9 Maj B. M. Laird, ED; Auckland; born Rotorua, 5 Jul 1904; teacher.

10 Maj D. J. Ashley, m.i.d.; Kohimarama; born Auckland, 20 Feb 1912; draper.

11 S-Sgt C. C. Howell; born Gisborne, 17 Feb 1913; Regular soldier; wounded Oct 1942; killed in action 20 Apr 1943.

12 2 Lt J. T. Upton; born NZ 11 Aug 1917; clerk accountant; killed in action 20 Apr 1943.

13 Lt R. Donaldson; born NZ 14 Apr 1921; Regular soldier; killed in action 20 Apr 1943.

14 Lt G. M. Taylor; born Walton, 23 Aug 1910; carrier; killed in action 20 Apr 1943.

15 Platoon commander not known.

16 Capt I. A. Murray; born Wanganui, 9 Aug 1917; Regular soldier; twice wounded; killed in action 20 Apr 1943.

17 Maj T. A. Bullock, m.i.d.; Te Kuiti; born NZ 9 May 1921; clerk; wounded 20 Apr 1945.

18 Sgt B. Dotchin; Auckland; born Wellington, 3 Mar 1915; oil storeman; twice wounded.

19 Sgt L. N. Parris, MM; Auckland; born Auckland, 15 Dec 1915; grocer; three times wounded.

20 L-Cpl A. T. Luxford, MM; Rotorua; born Australia, 25 May 1915; timber worker; twice wounded.

21 Maj W. T. Swanson, MC, m.i.d.; Whata Whata, Hamilton; born Auckland, 13 May 1914; farmer; twice wounded.

22 Sgt C. R. Mellsop, MM; Waimauku; born Waiuku, 17 Aug 1912; farmer; wounded 22 Apr 1943.

23 Lt L. M. Cornwell; Auckland; born Kaitaia, 5 Feb 1920; student.
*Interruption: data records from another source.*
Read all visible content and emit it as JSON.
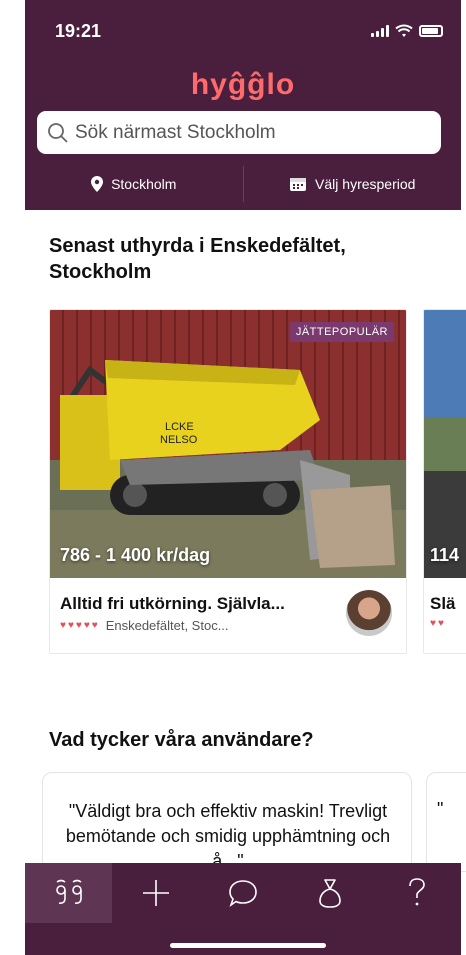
{
  "status": {
    "time": "19:21"
  },
  "app": {
    "logo": "hyĝĝlo",
    "brand_color": "#4a1f3d",
    "accent_color": "#ff6b6b"
  },
  "search": {
    "placeholder": "Sök närmast Stockholm"
  },
  "location": {
    "city": "Stockholm",
    "period": "Välj hyresperiod",
    "city_icon": "location-pin-icon",
    "period_icon": "calendar-icon"
  },
  "recent": {
    "title": "Senast uthyrda i Enskedefältet, Stockholm",
    "cards": [
      {
        "badge": "JÄTTEPOPULÄR",
        "price": "786 - 1 400 kr/dag",
        "title": "Alltid fri utkörning. Självla...",
        "location": "Enskedefältet, Stoc...",
        "hearts": 5
      },
      {
        "price": "114",
        "title": "Slä",
        "hearts": 2
      }
    ]
  },
  "reviews": {
    "title": "Vad tycker våra användare?",
    "items": [
      {
        "text": "\"Väldigt bra och effektiv maskin! Trevligt bemötande och smidig upphämtning och å...\""
      },
      {
        "text": "\""
      }
    ]
  },
  "tabbar": {
    "items": [
      {
        "name": "home",
        "icon": "hygglo-logo-icon",
        "active": true
      },
      {
        "name": "add",
        "icon": "plus-icon",
        "active": false
      },
      {
        "name": "messages",
        "icon": "chat-bubble-icon",
        "active": false
      },
      {
        "name": "profile",
        "icon": "profile-icon",
        "active": false
      },
      {
        "name": "help",
        "icon": "help-icon",
        "active": false
      }
    ]
  }
}
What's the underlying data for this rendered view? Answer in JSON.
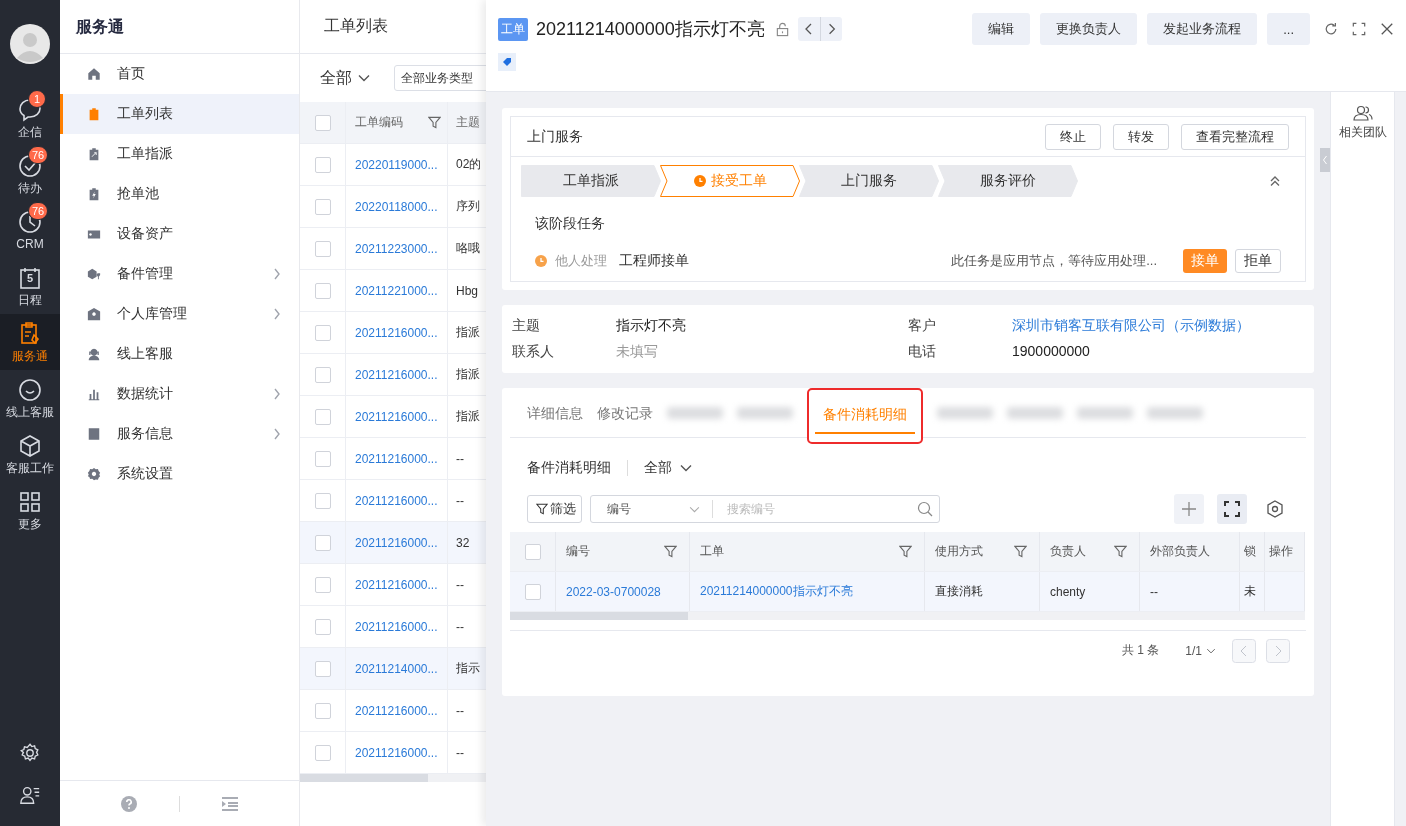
{
  "rail": {
    "items": [
      {
        "label": "企信",
        "kind": "chat",
        "badge": "1",
        "selected": false
      },
      {
        "label": "待办",
        "kind": "check",
        "badge": "76",
        "selected": false
      },
      {
        "label": "CRM",
        "kind": "clock",
        "badge": "76",
        "selected": false
      },
      {
        "label": "日程",
        "kind": "calendar",
        "day": "5",
        "selected": false
      },
      {
        "label": "服务通",
        "kind": "service",
        "selected": true
      },
      {
        "label": "线上客服",
        "kind": "smile",
        "selected": false
      },
      {
        "label": "客服工作",
        "kind": "cube",
        "selected": false
      },
      {
        "label": "更多",
        "kind": "grid",
        "selected": false
      }
    ]
  },
  "menu": {
    "title": "服务通",
    "items": [
      {
        "label": "首页",
        "kind": "home",
        "selected": false,
        "expandable": false
      },
      {
        "label": "工单列表",
        "kind": "clipboard",
        "selected": true,
        "expandable": false
      },
      {
        "label": "工单指派",
        "kind": "assign",
        "selected": false,
        "expandable": false
      },
      {
        "label": "抢单池",
        "kind": "pool",
        "selected": false,
        "expandable": false
      },
      {
        "label": "设备资产",
        "kind": "device",
        "selected": false,
        "expandable": false
      },
      {
        "label": "备件管理",
        "kind": "parts",
        "selected": false,
        "expandable": true
      },
      {
        "label": "个人库管理",
        "kind": "store",
        "selected": false,
        "expandable": true
      },
      {
        "label": "线上客服",
        "kind": "agent",
        "selected": false,
        "expandable": false
      },
      {
        "label": "数据统计",
        "kind": "chart",
        "selected": false,
        "expandable": true
      },
      {
        "label": "服务信息",
        "kind": "info",
        "selected": false,
        "expandable": true
      },
      {
        "label": "系统设置",
        "kind": "gear",
        "selected": false,
        "expandable": false
      }
    ]
  },
  "list": {
    "title": "工单列表",
    "filter": "全部",
    "type_select": "全部业务类型",
    "all_checked": false,
    "columns": [
      "工单编码",
      "主题"
    ],
    "rows": [
      {
        "code": "20220119000...",
        "subject": "02的",
        "selected": false,
        "checked": false
      },
      {
        "code": "20220118000...",
        "subject": "序列",
        "selected": false,
        "checked": false
      },
      {
        "code": "20211223000...",
        "subject": "咯哦",
        "selected": false,
        "checked": false
      },
      {
        "code": "20211221000...",
        "subject": "Hbg",
        "selected": false,
        "checked": false
      },
      {
        "code": "20211216000...",
        "subject": "指派",
        "selected": false,
        "checked": false
      },
      {
        "code": "20211216000...",
        "subject": "指派",
        "selected": false,
        "checked": false
      },
      {
        "code": "20211216000...",
        "subject": "指派",
        "selected": false,
        "checked": false
      },
      {
        "code": "20211216000...",
        "subject": "--",
        "selected": false,
        "checked": false
      },
      {
        "code": "20211216000...",
        "subject": "--",
        "selected": false,
        "checked": false
      },
      {
        "code": "20211216000...",
        "subject": "32",
        "selected": true,
        "checked": false
      },
      {
        "code": "20211216000...",
        "subject": "--",
        "selected": false,
        "checked": false
      },
      {
        "code": "20211216000...",
        "subject": "--",
        "selected": false,
        "checked": false
      },
      {
        "code": "20211214000...",
        "subject": "指示",
        "selected": true,
        "checked": false
      },
      {
        "code": "20211216000...",
        "subject": "--",
        "selected": false,
        "checked": false
      },
      {
        "code": "20211216000...",
        "subject": "--",
        "selected": false,
        "checked": false
      }
    ]
  },
  "detail": {
    "tag": "工单",
    "title": "20211214000000指示灯不亮",
    "actions": [
      "编辑",
      "更换负责人",
      "发起业务流程",
      "..."
    ],
    "stage_card": {
      "title": "上门服务",
      "buttons": [
        "终止",
        "转发",
        "查看完整流程"
      ],
      "steps": [
        {
          "label": "工单指派",
          "selected": false
        },
        {
          "label": "接受工单",
          "selected": true
        },
        {
          "label": "上门服务",
          "selected": false
        },
        {
          "label": "服务评价",
          "selected": false
        }
      ],
      "task_heading": "该阶段任务",
      "task": {
        "status": "他人处理",
        "name": "工程师接单",
        "note": "此任务是应用节点，等待应用处理...",
        "buttons": [
          {
            "label": "接单",
            "kind": "primary"
          },
          {
            "label": "拒单",
            "kind": "plain"
          }
        ]
      }
    },
    "info": [
      {
        "label": "主题",
        "value": "指示灯不亮",
        "kind": "text"
      },
      {
        "label": "客户",
        "value": "深圳市销客互联有限公司（示例数据）",
        "kind": "link"
      },
      {
        "label": "联系人",
        "value": "未填写",
        "kind": "empty"
      },
      {
        "label": "电话",
        "value": "1900000000",
        "kind": "text"
      }
    ],
    "tabs": [
      {
        "label": "详细信息",
        "kind": "text",
        "selected": false
      },
      {
        "label": "修改记录",
        "kind": "text",
        "selected": false
      },
      {
        "kind": "blurred",
        "selected": false
      },
      {
        "kind": "blurred",
        "selected": false
      },
      {
        "label": "备件消耗明细",
        "kind": "text",
        "selected": true
      },
      {
        "kind": "blurred",
        "selected": false
      },
      {
        "kind": "blurred",
        "selected": false
      },
      {
        "kind": "blurred",
        "selected": false
      },
      {
        "kind": "blurred",
        "selected": false
      }
    ],
    "sub": {
      "title": "备件消耗明细",
      "filter": "全部",
      "filter_button": "筛选",
      "search_field": "编号",
      "search_placeholder": "搜索编号",
      "all_checked": false,
      "columns": [
        {
          "label": "编号",
          "filter": true
        },
        {
          "label": "工单",
          "filter": true
        },
        {
          "label": "使用方式",
          "filter": true
        },
        {
          "label": "负责人",
          "filter": true
        },
        {
          "label": "外部负责人",
          "filter": false
        },
        {
          "label": "锁",
          "filter": false
        },
        {
          "label": "操作",
          "filter": false
        }
      ],
      "rows": [
        {
          "cells": [
            "2022-03-0700028",
            "20211214000000指示灯不亮",
            "直接消耗",
            "chenty",
            "--",
            "未"
          ],
          "checked": false
        }
      ],
      "total": "共 1 条",
      "page": "1/1"
    },
    "side_panel": {
      "label": "相关团队"
    }
  }
}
24 Pte A. H. Meyer, MM; Auckland; born Hikurangi, 30 Nov 1911; porter; twice wounded.

25 Sgt H. Manahi, DCM; Rotorua; born Ohinemutu, 28 Sep 1913; labourer wounded 23 May 1941.

26 Maj A. F. Harding, MC; Wellington; born Wanganui, 27 Nov 1916; accountant's clerk; wounded 25 Nov 1941.

27 L-Sgt B. A. W. Worthington, MM; born NZ 29 Jun 1919; labourer; wounded 20 Apr 1943; killed in action 19 Dec 1943.

28 WO II I. Weepu, MM; Wellington; born NZ 19 Dec 1910; labourer; twice wounded.

29 Maj M. P. Chinchen; Auckland; born Christchurch, 20 Jul 1909; bank clerk.

30 Maj H. Bailey; Auckland; born England, 29 Apr 1916; driver; wounded 17 Mar 1944.

31 2 Lt O. G. McGregor; born Papakura, 23 Mar 1921; student; killed in action 19 Dec 1943.

32 2 Lt A. B. Dale; born Timaru, 9 Nov 1907; field supervisor; killed in action 24 Dec 1943.